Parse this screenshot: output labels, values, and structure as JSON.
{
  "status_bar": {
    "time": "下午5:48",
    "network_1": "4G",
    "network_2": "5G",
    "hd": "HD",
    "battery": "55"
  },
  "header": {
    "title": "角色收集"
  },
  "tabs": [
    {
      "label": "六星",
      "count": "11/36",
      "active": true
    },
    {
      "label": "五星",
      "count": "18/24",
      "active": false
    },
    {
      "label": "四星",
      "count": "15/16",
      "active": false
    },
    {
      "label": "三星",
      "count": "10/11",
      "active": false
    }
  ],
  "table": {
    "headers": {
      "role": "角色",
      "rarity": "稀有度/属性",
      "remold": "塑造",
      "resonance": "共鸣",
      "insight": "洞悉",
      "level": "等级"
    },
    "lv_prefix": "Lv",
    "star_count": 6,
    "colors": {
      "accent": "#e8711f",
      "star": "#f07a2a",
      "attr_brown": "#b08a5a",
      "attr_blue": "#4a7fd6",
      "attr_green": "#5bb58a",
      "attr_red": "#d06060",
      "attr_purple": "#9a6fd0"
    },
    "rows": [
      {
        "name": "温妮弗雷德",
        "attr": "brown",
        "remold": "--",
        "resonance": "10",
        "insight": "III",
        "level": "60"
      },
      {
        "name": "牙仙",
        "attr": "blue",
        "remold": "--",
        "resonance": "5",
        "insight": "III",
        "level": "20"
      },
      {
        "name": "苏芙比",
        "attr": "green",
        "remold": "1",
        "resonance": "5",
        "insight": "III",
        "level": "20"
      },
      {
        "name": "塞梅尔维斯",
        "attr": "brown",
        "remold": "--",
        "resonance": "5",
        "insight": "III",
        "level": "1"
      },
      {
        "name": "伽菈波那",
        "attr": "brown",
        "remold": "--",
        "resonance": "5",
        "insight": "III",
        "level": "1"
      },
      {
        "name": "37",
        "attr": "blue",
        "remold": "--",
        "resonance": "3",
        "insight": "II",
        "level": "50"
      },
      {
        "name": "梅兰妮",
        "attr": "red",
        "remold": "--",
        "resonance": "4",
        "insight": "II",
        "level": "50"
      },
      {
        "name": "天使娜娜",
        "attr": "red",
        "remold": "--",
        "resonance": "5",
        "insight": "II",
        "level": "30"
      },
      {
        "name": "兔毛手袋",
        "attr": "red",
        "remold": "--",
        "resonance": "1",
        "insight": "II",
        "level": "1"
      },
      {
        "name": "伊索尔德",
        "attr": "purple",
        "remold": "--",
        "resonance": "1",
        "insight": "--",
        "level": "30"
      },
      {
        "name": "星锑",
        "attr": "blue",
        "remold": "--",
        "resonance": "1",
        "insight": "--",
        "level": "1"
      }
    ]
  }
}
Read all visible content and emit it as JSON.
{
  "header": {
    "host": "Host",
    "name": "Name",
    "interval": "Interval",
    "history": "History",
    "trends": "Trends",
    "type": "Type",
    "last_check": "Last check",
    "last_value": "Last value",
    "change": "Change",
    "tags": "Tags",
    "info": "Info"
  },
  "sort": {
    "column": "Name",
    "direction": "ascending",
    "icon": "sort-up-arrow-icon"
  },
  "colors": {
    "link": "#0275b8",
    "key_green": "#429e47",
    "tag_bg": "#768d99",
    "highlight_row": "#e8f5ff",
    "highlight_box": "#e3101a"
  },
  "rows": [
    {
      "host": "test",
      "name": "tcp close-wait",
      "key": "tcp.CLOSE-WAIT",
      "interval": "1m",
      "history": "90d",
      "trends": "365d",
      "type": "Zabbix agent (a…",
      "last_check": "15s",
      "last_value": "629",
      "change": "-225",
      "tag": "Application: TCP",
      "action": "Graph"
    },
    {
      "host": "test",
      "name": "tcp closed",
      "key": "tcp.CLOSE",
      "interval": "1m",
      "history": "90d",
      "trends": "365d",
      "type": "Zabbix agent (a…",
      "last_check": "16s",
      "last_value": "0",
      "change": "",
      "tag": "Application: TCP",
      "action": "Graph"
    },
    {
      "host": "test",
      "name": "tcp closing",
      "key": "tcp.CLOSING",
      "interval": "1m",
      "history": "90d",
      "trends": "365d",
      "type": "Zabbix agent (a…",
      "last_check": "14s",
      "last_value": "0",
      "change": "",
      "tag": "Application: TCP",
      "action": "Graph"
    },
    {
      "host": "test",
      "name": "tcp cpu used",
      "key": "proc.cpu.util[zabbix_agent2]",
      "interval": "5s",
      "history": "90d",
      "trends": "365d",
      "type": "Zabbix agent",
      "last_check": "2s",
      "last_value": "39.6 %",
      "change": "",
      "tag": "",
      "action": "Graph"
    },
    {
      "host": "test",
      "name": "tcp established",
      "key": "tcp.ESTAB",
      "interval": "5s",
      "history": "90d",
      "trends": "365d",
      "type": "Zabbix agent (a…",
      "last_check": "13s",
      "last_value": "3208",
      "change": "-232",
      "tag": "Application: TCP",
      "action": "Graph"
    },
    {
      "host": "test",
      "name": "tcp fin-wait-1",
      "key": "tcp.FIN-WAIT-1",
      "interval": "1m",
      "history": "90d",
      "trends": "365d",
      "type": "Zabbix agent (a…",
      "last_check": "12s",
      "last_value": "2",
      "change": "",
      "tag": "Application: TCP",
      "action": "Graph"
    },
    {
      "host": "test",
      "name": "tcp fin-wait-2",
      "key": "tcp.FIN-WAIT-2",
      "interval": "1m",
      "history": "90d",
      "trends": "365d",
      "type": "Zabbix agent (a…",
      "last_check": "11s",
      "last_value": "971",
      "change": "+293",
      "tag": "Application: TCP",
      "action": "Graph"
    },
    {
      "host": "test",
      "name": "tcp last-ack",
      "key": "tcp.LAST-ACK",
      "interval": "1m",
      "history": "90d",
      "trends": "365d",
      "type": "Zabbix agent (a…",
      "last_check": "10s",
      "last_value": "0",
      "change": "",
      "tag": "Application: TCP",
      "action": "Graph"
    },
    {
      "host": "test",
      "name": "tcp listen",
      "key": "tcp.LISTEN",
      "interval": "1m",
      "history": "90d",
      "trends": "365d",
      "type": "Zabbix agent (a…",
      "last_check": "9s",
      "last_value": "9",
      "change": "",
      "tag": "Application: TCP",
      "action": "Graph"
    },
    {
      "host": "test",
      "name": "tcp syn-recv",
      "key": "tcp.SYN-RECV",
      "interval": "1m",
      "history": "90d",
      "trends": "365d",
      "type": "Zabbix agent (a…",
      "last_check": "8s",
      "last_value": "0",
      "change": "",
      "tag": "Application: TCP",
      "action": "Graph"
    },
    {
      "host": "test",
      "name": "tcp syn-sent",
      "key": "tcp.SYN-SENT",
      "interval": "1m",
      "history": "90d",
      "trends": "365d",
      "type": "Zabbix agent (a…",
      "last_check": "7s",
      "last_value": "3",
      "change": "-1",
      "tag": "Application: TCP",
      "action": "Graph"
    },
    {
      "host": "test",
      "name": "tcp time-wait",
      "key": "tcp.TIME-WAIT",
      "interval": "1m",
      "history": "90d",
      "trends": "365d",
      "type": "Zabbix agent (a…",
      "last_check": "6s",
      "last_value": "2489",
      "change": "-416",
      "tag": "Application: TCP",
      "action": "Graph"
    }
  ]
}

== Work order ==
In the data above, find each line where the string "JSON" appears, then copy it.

== Exercise result ==
Parse this screenshot: output labels, values, and structure as JSON.
Read all visible content and emit it as JSON.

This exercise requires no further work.